"Thank you for your strong defense,” Engler wrote in a 9:23 a.m. April 15 email. “It is deeply appreciated. At least we know what really happened. The survivors now are being manipulated by trial lawyers who in the end will each get millions of dollars more than any of (sic) individual survivors with the exception of Denhollander who is likely to get (sic) kickback from Manley (sic) for her role in the trial lawyer manipulation. "
The reference was to John Manley, Denhollander’s lawyer.
Engler took over as interim president after Lou Anna Simon stepped down under extreme pressure over her handling of Nassar, including being in charge when he was cleared by an MSU investigation in 2014 of any wrongdoing.
Nassar has been sentenced to 60 years in federal prison on child pornography charges and is in a maximum-security federal prison in Tucson, Ariz. He also faces a 40- to 175-year sentence issued in Ingham County and a 40- to 125-year sentence from Eaton County for sexual assaults. Those sentences will not begin until he finishes the federal sentence.
Engler was interviewed for the interim president's position in a private meeting with trustees on Jan. 29. He was the second interview that night, held at trustee Melanie Foster's house to avoid publicity.

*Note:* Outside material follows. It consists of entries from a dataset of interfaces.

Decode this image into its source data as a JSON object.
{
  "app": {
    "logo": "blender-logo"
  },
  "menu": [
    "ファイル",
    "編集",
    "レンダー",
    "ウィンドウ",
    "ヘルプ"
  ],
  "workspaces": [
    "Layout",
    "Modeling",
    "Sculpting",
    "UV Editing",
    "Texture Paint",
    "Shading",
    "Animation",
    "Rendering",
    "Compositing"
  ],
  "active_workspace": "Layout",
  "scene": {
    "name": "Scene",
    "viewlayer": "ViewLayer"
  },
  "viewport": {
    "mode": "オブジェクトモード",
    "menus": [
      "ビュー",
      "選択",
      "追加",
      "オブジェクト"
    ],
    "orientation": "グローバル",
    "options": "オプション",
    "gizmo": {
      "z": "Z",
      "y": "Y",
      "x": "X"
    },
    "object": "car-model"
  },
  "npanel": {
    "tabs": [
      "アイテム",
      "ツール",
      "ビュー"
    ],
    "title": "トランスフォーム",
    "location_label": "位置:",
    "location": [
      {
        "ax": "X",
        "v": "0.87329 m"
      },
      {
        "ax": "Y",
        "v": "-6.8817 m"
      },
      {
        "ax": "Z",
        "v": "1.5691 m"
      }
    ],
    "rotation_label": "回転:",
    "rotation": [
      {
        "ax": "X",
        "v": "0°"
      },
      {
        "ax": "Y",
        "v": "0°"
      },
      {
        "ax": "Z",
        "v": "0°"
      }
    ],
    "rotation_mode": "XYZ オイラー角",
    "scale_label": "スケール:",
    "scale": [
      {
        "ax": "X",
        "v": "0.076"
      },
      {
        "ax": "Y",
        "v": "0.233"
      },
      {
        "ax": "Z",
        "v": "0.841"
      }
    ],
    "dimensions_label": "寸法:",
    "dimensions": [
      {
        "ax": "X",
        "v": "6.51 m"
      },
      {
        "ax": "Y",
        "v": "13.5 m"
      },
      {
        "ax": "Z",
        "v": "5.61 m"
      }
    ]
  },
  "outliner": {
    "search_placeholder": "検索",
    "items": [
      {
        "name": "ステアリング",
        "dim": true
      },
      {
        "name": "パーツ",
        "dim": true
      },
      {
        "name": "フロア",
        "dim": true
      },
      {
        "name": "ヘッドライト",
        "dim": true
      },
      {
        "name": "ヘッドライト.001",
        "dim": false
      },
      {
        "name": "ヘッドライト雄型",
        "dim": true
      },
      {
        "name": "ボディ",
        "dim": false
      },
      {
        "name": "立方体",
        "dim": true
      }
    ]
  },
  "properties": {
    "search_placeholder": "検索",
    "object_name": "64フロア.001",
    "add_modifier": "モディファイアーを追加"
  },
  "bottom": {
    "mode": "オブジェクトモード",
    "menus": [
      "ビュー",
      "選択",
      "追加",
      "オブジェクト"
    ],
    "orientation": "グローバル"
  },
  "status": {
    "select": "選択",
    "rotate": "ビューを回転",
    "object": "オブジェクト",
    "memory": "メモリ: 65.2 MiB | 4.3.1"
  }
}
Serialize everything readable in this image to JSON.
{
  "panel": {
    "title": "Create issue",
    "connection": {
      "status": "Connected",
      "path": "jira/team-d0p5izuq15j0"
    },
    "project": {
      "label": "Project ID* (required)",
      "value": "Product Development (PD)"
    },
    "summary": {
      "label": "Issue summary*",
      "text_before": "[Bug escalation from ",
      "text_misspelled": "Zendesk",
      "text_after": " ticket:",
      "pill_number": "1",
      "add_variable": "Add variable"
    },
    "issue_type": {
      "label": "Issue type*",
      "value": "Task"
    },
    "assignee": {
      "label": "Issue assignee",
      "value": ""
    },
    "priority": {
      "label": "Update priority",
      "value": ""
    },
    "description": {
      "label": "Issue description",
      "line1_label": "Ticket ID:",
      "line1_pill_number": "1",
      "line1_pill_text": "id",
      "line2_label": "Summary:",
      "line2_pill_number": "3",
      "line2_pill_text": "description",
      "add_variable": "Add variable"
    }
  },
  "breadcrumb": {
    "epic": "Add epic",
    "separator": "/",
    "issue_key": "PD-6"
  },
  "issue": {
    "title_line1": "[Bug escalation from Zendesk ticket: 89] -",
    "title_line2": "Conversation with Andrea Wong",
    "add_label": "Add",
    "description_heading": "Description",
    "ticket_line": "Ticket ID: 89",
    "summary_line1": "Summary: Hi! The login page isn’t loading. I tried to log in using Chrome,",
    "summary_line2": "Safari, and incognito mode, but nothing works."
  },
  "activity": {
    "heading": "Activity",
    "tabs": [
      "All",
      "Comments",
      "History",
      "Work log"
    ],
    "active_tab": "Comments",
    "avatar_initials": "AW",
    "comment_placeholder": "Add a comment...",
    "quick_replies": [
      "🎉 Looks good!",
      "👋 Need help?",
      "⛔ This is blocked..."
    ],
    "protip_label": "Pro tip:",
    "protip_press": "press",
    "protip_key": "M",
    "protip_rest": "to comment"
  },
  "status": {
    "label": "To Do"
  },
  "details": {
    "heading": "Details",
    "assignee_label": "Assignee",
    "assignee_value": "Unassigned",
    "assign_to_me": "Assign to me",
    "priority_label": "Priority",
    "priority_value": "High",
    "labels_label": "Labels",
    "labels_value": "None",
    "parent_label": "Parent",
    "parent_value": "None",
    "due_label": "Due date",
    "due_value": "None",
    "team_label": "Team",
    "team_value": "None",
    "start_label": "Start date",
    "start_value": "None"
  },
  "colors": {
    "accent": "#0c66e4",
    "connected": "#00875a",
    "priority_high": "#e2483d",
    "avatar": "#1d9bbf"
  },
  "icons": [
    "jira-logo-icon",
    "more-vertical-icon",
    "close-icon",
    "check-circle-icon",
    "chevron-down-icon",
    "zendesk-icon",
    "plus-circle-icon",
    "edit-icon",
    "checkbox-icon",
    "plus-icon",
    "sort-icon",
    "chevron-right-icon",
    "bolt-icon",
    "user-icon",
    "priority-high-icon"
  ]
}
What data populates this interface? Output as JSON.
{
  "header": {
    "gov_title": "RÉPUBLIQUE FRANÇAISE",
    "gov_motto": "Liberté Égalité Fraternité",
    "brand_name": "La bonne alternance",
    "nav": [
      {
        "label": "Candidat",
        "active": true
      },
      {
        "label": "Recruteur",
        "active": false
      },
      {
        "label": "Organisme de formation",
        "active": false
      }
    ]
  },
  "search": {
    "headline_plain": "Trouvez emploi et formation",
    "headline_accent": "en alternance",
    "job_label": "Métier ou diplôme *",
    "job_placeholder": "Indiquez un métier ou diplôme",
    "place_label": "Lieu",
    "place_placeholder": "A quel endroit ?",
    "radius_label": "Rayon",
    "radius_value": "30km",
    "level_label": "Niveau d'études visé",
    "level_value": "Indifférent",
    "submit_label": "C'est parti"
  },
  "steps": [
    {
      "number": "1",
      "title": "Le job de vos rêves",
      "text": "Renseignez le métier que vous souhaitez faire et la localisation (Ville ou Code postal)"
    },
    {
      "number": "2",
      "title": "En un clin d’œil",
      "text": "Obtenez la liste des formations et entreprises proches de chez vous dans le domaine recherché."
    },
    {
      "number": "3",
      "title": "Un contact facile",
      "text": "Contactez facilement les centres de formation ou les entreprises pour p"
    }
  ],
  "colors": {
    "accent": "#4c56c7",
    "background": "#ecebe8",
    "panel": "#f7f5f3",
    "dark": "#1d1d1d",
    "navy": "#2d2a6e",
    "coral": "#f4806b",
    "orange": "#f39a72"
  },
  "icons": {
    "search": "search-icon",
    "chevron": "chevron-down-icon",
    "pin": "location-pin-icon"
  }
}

While board members voted unanimously in public to hire Engler, the vote behind closed doors was 5-3, with Joel Ferguson the lone Democrat to vote for Engler.
Contact David Jesse: 313-222-8851 or email@example.com . Follow him on Twitter: @reporterdavidj